What if I didn’t care? What if the others who weren’t “perfect” didn’t care either? What if we showed the world and the media that we are happy with who we are and that we don’t need to hide or alter our bodies to feel amazing and alive? Why do I care? I’m a mother. I’m proud of what my body has accomplished and I’m happy to tell any woman that I love my body even though I am flawed from pregnancy and I am always willing to show her if she doesn’t believe me. I actually thought about this for awhile I was running and wondered how I could change this. How could we all change it and remove the silly notion that women’s bodies are better when artificially modified? Am I the only one that thinks it’s silly to wear a bra that pushes your breast up to your neck? Wouldn’t it be frightening if your boobs were really that high? Wouldn’t it be tiresome to have to hold your baby up to them while nursing?
Anyway, I crossed the finish line and was overjoyed and beyond proud. This was the moment that I spent months training for. This was what running over 400 miles during training was all about. No one did this but me. So I had to do something even more amazing. I registered for another marathon just two weeks after this one. I wanted to qualify for a Marathon Maniacs membership and one way to do that is to run two marathons in 16 days or less.

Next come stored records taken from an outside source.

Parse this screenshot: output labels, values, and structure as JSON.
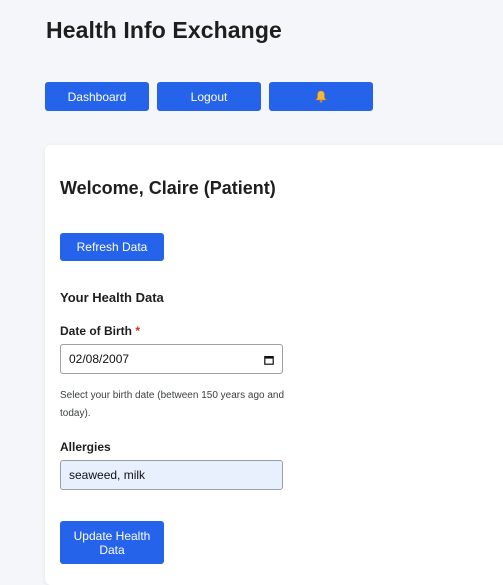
{
  "header": {
    "title": "Health Info Exchange"
  },
  "nav": {
    "dashboard_label": "Dashboard",
    "logout_label": "Logout",
    "notifications_icon": "bell-icon"
  },
  "main": {
    "welcome": "Welcome, Claire (Patient)",
    "refresh_label": "Refresh Data",
    "section_title": "Your Health Data",
    "dob": {
      "label": "Date of Birth",
      "required_mark": "*",
      "value": "02/08/2007",
      "hint": "Select your birth date (between 150 years ago and today)."
    },
    "allergies": {
      "label": "Allergies",
      "value": "seaweed, milk"
    },
    "update_label": "Update Health Data"
  },
  "colors": {
    "accent": "#2563eb",
    "background": "#f4f6f9",
    "card": "#ffffff",
    "autofill": "#e8f0fe",
    "required": "#d93025"
  }
}
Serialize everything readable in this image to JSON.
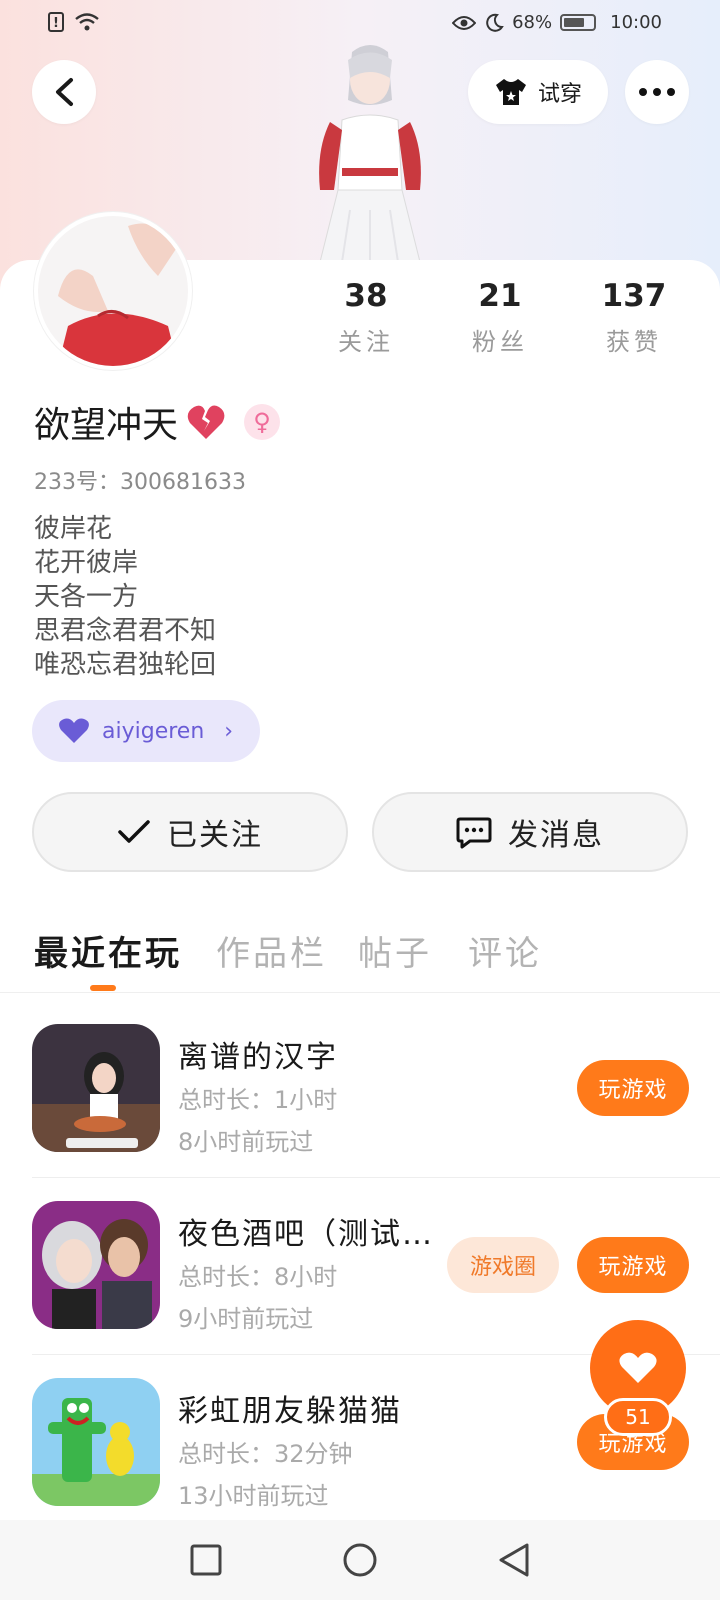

I found myself in Pennypack Park in Philadelphia, Pa two short weeks later struggling through the same distance. It was much hotter (mid 80’s) and I was literally drenched in sweat by mile 9. I saw the same trend- the lean, tight-bodied, and young stripped down so as to be more comfortable in the heat. The chubby, old, and disproportionate tended to stay covered, with rare exception. I had already decided that I would strip down too. Who else was out there running their second marathon (ever) just two weeks after their first? Who else among these runners raised on a diet of ramen noodles, rice, and canned vegetables who barely passed phys ed and never dared to participate in school sports? Who else had three children and was in the best shape of their life just as these children are entering adolescence?
So I did what I should’ve done in Lake Placid. I took my top layer off. I purposefully wore the same shorts that were too low to hide my lower abdomen. AND I purposefully wore a sports bra that had no padding/enhancement/etc. If I don’t fearlessly do this, what am I saying to myself? That I’m not good enough? Why? Because I didn’t see the purpose of having a surgeon implant sacks of saline into my chest? Because I believe it’s illogical to have a surgeon carve out the skin that stretched during of the precious time that I carried my sons? I need to mull over the previous paragraph again if any part of me believes that I’m not good enough. No one needs to hide. Yes we should all strive to improve. Better yet- strive to do something amazing. Something that amazes you. Something you have always wanted to accomplish or something you never thought that you could do. Work your ass off. Do not give up. Take all the time that you need. But for goodness sakes, do not hide. If you love who you are and who you strive to become, please do not hide what is inside or outside. Bear it. And be grateful and proud. Who’s with me?